In June the United Nations [UN] launched a public consultation on Principles for Responsible Investment which will continue until 4 September 2015. Its purpose is to pull together existing resources and reach consensus on a list of environmental, social and governance due diligence that the private equity industry could subscribe to.

To date there are almost 900 signatories who between them manage or own about US$30 trillion. However, there is a big difference between signing up to a general set of principles stating your own investments will not infringe human rights or worsen climate change and actually doing something about it.

Mercer recently surveyed investment managers and found that while many talk about SRI, few actually do it. The most common reason why is while the asset owners [investors] like to see SRI on the label of their investments, they are not interested in doing anything that involves a lesser return or that raises costs.
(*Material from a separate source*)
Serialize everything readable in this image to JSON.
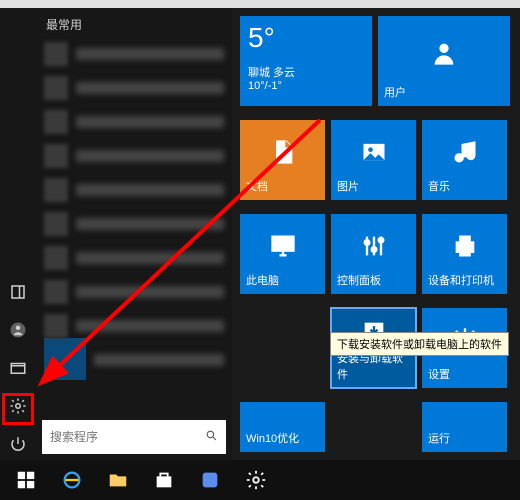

We don’t know if SRI reduces returns or increases cost simply because it is unclear what it entails and there is limited academic evidence providing definite answers.

Many investors confuse SRI with ethical investing. Ethical investors look at an investment universe and impose a negative screen to eliminate investments in arms manufacturers and tobacco companies, depending upon their individual values. This action inevitably leads to lower returns in the long term because there is no reason why such companies should not continue to be profitable.

Recently, a movement has arisen that thinks in terms of sustainability rather than ethics. The movement is concerned with “value, not values”. It calls on governments, corporations and asset owners to recognise the need to work together to build a more stable society in a world where natural resources are under pressure as the population increases. This needn’t mean lower investment returns, rather, it should mean better returns over the long term.

Pension funds should have a strong interest not just in short term financial returns but also in ensuring that the world in which their members will retire will be fit to live in.